As Lizzo put it on Monday, if her fans keep “Truth Hurts” on repeat for another two weeks, she’ll break the record, unseating “Fancy.” In a follow-up post, Lizzo quickly noted she thinks "Fancy" is a bop and gave a shout-out to Charli XCX, who she collaborated on a track with earlier this year.

Whether or not Lizzo meant to shade her, Azalea picked up on the omission. “I could have SWORN I was the one rapping that song but okay…” she tweeted, then deleted.

Still, even as she walked back her fighting words, Azalea indicated she wouldn’t cede the throne gracefully. “Stream señorita for clear skin,” she posted, directing her fans at the Shawn Mendes and Camila Cabello single currently at number two on the Billboard chart.

She also changed her Twitter display name to “IGGY AZALEA stream señorita” and her avatar to a photo of Mendes and Cabello. Azalea’s logic seems to go along these lines: if she can stack the deck in its favor, “Señorita” would unseat “Truth Hurts” and protect her title.

Lizzo has thus far taken the high road in their “spat” and has not responded to Azalea’s smear campaign. And the Australian rapper, for the record, insists she’s just fooling around. “It’s not my fault you think I’m being serious,” her Twitter bio proclaims.

The whole thing takes the sportsmanship out of topping the music charts. If “Señorita” unseats “Truth Hurts,” is it an unfair achievement boosted by “Fancy” stans? And if Lizzo stays on top for another two weeks or more, did her own streaming campaign (and Azalea’s “trolling”) tilt the scales further in her favor? We’ll most likely never know.

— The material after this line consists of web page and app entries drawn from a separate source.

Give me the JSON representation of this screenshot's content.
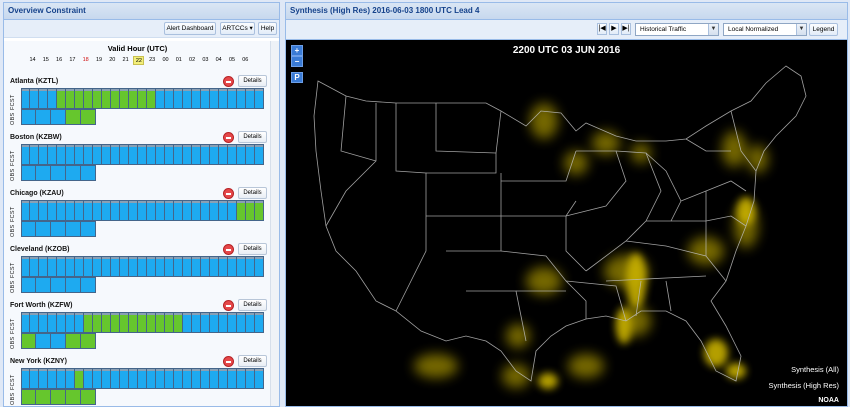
{
  "left_panel": {
    "title": "Overview Constraint",
    "buttons": {
      "alert_dashboard": "Alert Dashboard",
      "artccs": "ARTCCs ▾",
      "help": "Help"
    },
    "valid_hour_title": "Valid Hour (UTC)",
    "hours": [
      "14",
      "15",
      "16",
      "17",
      "18",
      "19",
      "20",
      "21",
      "22",
      "23",
      "00",
      "01",
      "02",
      "03",
      "04",
      "05",
      "06"
    ],
    "highlight_red_hour": "18",
    "selected_hour": "22",
    "labels": {
      "fcst": "FCST",
      "obs": "OBS",
      "details": "Details"
    },
    "centers": [
      {
        "name": "Atlanta (KZTL)",
        "fcst": "bbbbgggggggggggbbbbbbbbbbbb",
        "obs": "bbbgg"
      },
      {
        "name": "Boston (KZBW)",
        "fcst": "bbbbbbbbbbbbbbbbbbbbbbbbbbb",
        "obs": "bbbbb"
      },
      {
        "name": "Chicago (KZAU)",
        "fcst": "bbbbbbbbbbbbbbbbbbbbbbbbggg",
        "obs": "bbbbb"
      },
      {
        "name": "Cleveland (KZOB)",
        "fcst": "bbbbbbbbbbbbbbbbbbbbbbbbbbb",
        "obs": "bbbbb"
      },
      {
        "name": "Fort Worth (KZFW)",
        "fcst": "bbbbbbbgggggggggggbbbbbbbbb",
        "obs": "gbbgg"
      },
      {
        "name": "New York (KZNY)",
        "fcst": "bbbbbbgbbbbbbbbbbbbbbbbbbbb",
        "obs": "ggggg"
      }
    ]
  },
  "right_panel": {
    "title": "Synthesis (High Res) 2016-06-03 1800 UTC Lead 4",
    "nav": [
      "|◀",
      "▶",
      "▶|"
    ],
    "selects": {
      "traffic": "Historical Traffic",
      "normalization": "Local Normalized"
    },
    "legend_button": "Legend",
    "map": {
      "title": "2200 UTC 03 JUN 2016",
      "controls": {
        "zoom_in": "+",
        "zoom_out": "−",
        "pan": "P"
      },
      "layers": [
        "Synthesis (All)",
        "Synthesis (High Res)"
      ],
      "credit": "NOAA"
    }
  },
  "colors": {
    "fcst_blue": "#1eaaf0",
    "constraint_green": "#66c62d",
    "synthesis_yellow": "#b4a000",
    "header_text": "#15428b"
  }
}
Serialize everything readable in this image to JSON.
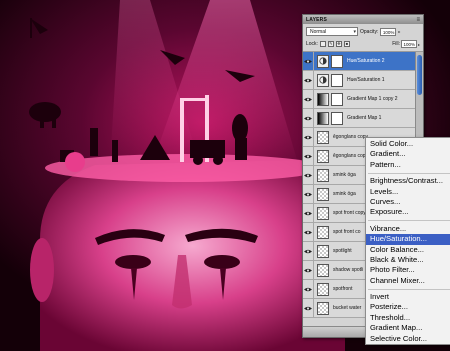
{
  "layers_panel": {
    "tab_label": "LAYERS",
    "blend_mode": "Normal",
    "opacity_label": "Opacity:",
    "opacity_value": "100%",
    "lock_label": "Lock:",
    "fill_label": "Fill:",
    "fill_value": "100%",
    "layers": [
      {
        "name": "Hue/Saturation 2",
        "kind": "adjustment",
        "selected": true
      },
      {
        "name": "Hue/Saturation 1",
        "kind": "adjustment",
        "selected": false
      },
      {
        "name": "Gradient Map 1 copy 2",
        "kind": "gradient",
        "selected": false
      },
      {
        "name": "Gradient Map 1",
        "kind": "gradient",
        "selected": false
      },
      {
        "name": "êgonglans copy",
        "kind": "pixel",
        "selected": false
      },
      {
        "name": "êgonglans copy",
        "kind": "pixel",
        "selected": false
      },
      {
        "name": "smink öga",
        "kind": "pixel",
        "selected": false
      },
      {
        "name": "smink öga",
        "kind": "pixel",
        "selected": false
      },
      {
        "name": "spot front copy",
        "kind": "pixel",
        "selected": false
      },
      {
        "name": "spot front co",
        "kind": "pixel",
        "selected": false
      },
      {
        "name": "spotlight",
        "kind": "pixel",
        "selected": false
      },
      {
        "name": "shadow spotli",
        "kind": "pixel",
        "selected": false
      },
      {
        "name": "spotfront",
        "kind": "pixel",
        "selected": false
      },
      {
        "name": "bucket water",
        "kind": "pixel",
        "selected": false
      }
    ]
  },
  "adjustment_menu": {
    "groups": [
      [
        "Solid Color...",
        "Gradient...",
        "Pattern..."
      ],
      [
        "Brightness/Contrast...",
        "Levels...",
        "Curves...",
        "Exposure..."
      ],
      [
        "Vibrance...",
        "Hue/Saturation...",
        "Color Balance...",
        "Black & White...",
        "Photo Filter...",
        "Channel Mixer..."
      ],
      [
        "Invert",
        "Posterize...",
        "Threshold...",
        "Gradient Map...",
        "Selective Color..."
      ]
    ],
    "highlighted": "Hue/Saturation..."
  },
  "colors": {
    "artwork_tint": "#e0157a",
    "selection_blue": "#3d73c7",
    "menu_highlight": "#3b5fc4"
  }
}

Besides, these days listening to music feels odd and ephemeral. Billboard can’t measure an artist’s popularity through just album sales or radio requests anymore. The Hot 100 is an opaque compilation of radio airplay, sales and streaming data. With so much in play, it’s hard to say what a titles like “longest-running #1 track” really means.